However, just a few games later, the injury bug struck Deron again, as he stepped on Joakim Noah’s foot late in the first half of Dallas’ 103-95 win over the New York Knicks. He played just three more games in a Mavs uniform before turning to the next chapter at the trade deadline.

D-WILL JOINS CAVS’ CHAMPIONSHIP HUNT

On Feb. 27, 2017 the Cleveland Cavaliers announced the addition of D-Will.

“Once Dallas did inform me that they wanted to go in a different direction, the Cavs were probably the first team that jumped out at me. A lot of times you try to overthink things. But I kind of went with my first thought,” Deron said. “At the end of the day, I just felt like this was the best fit for me. It was a team that showed interest in the offseason in signing me, and one where I think my name was kind of thrown around all season.”

Deron joined the Cavs on March 1, but the month-and-a-half that followed wasn’t as strong as expected for the defending NBA champions.

Despite Deron’s best efforts to contribute in his new reserve role, the Cavs struggled to a 10-14 mark for the rest of the regular season, slipping out of the No. 1 seed in the East. Deron did have his best game of the season in the regular season finale, flirting with a triple as he scored a season-high 35 points while dishing out nine assists and grabbing seven boards in a loss to the Heat.

 

Deron and his longtime friend and former Utah Jazz teammate, Kyle Korver, were puzzled as to how a team that was 10-14 in its last 24 games could possibly make a run to the NBA Finals, but the other vets on the squad assured them that this Cavs team was simply hibernating.

“The last two months of the season in Cleveland wasn’t great. I was a little worried, a little nervous, to be honest,” D-Will admitted. “But a lot of the guys on the team, a lot of the veteran guys were like ‘Relax, when the time comes we’ll turn it around, we’ll turn it on.’ Me and Kyle (Korver) were over there like ‘I hope so.’ But this is a veteran team, guys that have been through it, been through the wars.”

CAVS CHARGE TO NBA FINALS

Indeed, the sleeping giant did awake in the postseason.

Cleveland blasted its way through the Eastern Conference, sweeping the Indiana Pacers and Toronto Raptors in the first two rounds.

Deron had 14 points in the close-out game over Indy and tallied 15 assists and 18 points over the course of the four-game the sweep of the Raptors in Round 2. LeBron James and Kyrie Irving led the way, playing superstar-caliber basketball to lead the Cleveland charge.

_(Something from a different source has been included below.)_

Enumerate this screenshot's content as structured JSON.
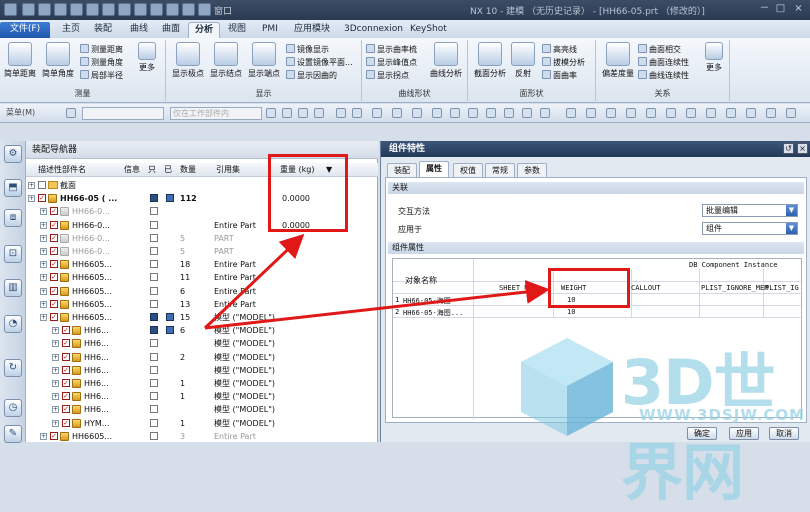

The Cavs nearly swept their way to a third straight East crown as well. Cleveland ran Boston off its home floor in Game 1 and Game 2, and led by 21 in the third quarter of Game 3. But the Celtics mounted an impressive rally, capped by a last-second 3-pointer that stunned the Quicken Loans Arena crowd and handed Cleveland its only loss in the Eastern Conference playoffs.

However, that was the last bit of drama in the series. D-Will and Co. won the next two by a combined 45 points to capture the East title and secure a date with the Golden State Warriors for the NBA crown.

Deron and the Cavs entered the NBA Finals as heavy underdogs.

One year after putting together one of the greatest comebacks in NBA history, Cleveland was facing a new challenge: a Warriors team that grew stronger over the offseason with the addition of Kevin Durant.

The Cavs fought hard in each contest with the retooled Warriors squad, but they simply couldn’t match the offensive firepower of the Western Conference Champions.

After two defeats in Oakland, the tipping point in the series took place in Game 3. Cleveland looked destined to protect The Q and draw within a game of evening the series. The Cavs even took a lead into the fourth quarter of the game, but as they did through much of the series, Golden State controlled the fourth to secure a commanding 3-0 series lead.

The Cavs came back in Game 4 to end the Warriors’ bid at a perfect postseason and D-Will hit one of Cleveland’s 24 3-pointers, an NBA Finals record. That wasn’t the only record set as the Cavs staved off elimination. Cleveland mounted an out-and-out assault on the NBA Finals record book, also scoring the most points in a Finals half (86) and a Finals quarter (49), while racing to a dominant 137-116 victory.

However, the celebration was short-lived, as the Warriors closed out the Finals at home in Game 5, ending D-Will’s bid for his first NBA title.